--- SUPPLIED ENTRIES ---
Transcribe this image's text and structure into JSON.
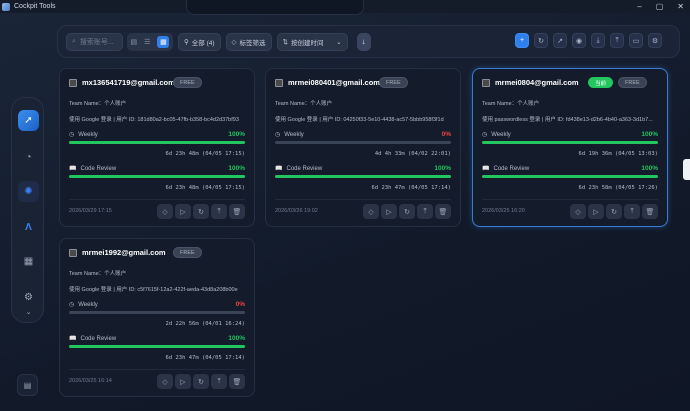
{
  "window": {
    "title": "Cockpit Tools",
    "min": "–",
    "max": "▢",
    "close": "✕"
  },
  "toolbar": {
    "search_placeholder": "搜索账号...",
    "filter_all": "全部 (4)",
    "tag_filter": "标签筛选",
    "sort": "按创建时间",
    "icons": [
      "add-icon",
      "refresh-icon",
      "external-link-icon",
      "eye-icon",
      "import-icon",
      "export-icon",
      "folder-icon",
      "settings-icon"
    ]
  },
  "cards": [
    {
      "email": "mx136541719@gmail.com",
      "current": false,
      "current_label": "",
      "plan": "FREE",
      "team": "Team Name：个人账户",
      "uid": "使用 Google 登录 | 用户 ID: 181d80a2-bc05-47fb-b358-bc4d2d37bf93",
      "quotas": [
        {
          "label": "Weekly",
          "pct": "100%",
          "value": 100,
          "reset": "6d 23h 48m (04/05 17:15)"
        },
        {
          "label": "Code Review",
          "pct": "100%",
          "value": 100,
          "reset": "6d 23h 48m (04/05 17:15)"
        }
      ],
      "created": "2026/03/29 17:15"
    },
    {
      "email": "mrmei080401@gmail.com",
      "current": false,
      "current_label": "",
      "plan": "FREE",
      "team": "Team Name：个人账户",
      "uid": "使用 Google 登录 | 用户 ID: 04250f33-5e10-4438-ac57-5bbb958f3f1d",
      "quotas": [
        {
          "label": "Weekly",
          "pct": "0%",
          "value": 0,
          "reset": "4d 4h 33m (04/02 22:01)"
        },
        {
          "label": "Code Review",
          "pct": "100%",
          "value": 100,
          "reset": "6d 23h 47m (04/05 17:14)"
        }
      ],
      "created": "2026/03/26 19:02"
    },
    {
      "email": "mrmei0804@gmail.com",
      "current": true,
      "current_label": "当前",
      "plan": "FREE",
      "team": "Team Name：个人账户",
      "uid": "使用 passwordless 登录 | 用户 ID: fd438e13-d2b6-4b40-a363-3d1b7...",
      "quotas": [
        {
          "label": "Weekly",
          "pct": "100%",
          "value": 100,
          "reset": "6d 19h 36m (04/05 13:03)"
        },
        {
          "label": "Code Review",
          "pct": "100%",
          "value": 100,
          "reset": "6d 23h 58m (04/05 17:26)"
        }
      ],
      "created": "2026/03/25 16:20"
    },
    {
      "email": "mrmei1992@gmail.com",
      "current": false,
      "current_label": "",
      "plan": "FREE",
      "team": "Team Name：个人账户",
      "uid": "使用 Google 登录 | 用户 ID: c5f7615f-12a2-422f-aeda-43d8a208b00e",
      "quotas": [
        {
          "label": "Weekly",
          "pct": "0%",
          "value": 0,
          "reset": "2d 22h 56m (04/01 16:24)"
        },
        {
          "label": "Code Review",
          "pct": "100%",
          "value": 100,
          "reset": "6d 23h 47m (04/05 17:14)"
        }
      ],
      "created": "2026/03/25 16:14"
    }
  ],
  "colors": {
    "accent": "#2f80ed",
    "good": "#22c55e",
    "bad": "#ef4444"
  },
  "sidebar": {
    "items": [
      "rocket-icon",
      "gauge-icon",
      "codex-icon",
      "antigravity-icon",
      "apps-icon",
      "settings-icon"
    ],
    "expand": "⌄"
  }
}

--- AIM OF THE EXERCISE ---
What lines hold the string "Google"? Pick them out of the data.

--- EXERCISE RESULT ---
      "uid": "使用 Google 登录 | 用户 ID: 181d80a2-bc05-47fb-b358-bc4d2d37bf93",
      "uid": "使用 Google 登录 | 用户 ID: 04250f33-5e10-4438-ac57-5bbb958f3f1d",
      "uid": "使用 Google 登录 | 用户 ID: c5f7615f-12a2-422f-aeda-43d8a208b00e",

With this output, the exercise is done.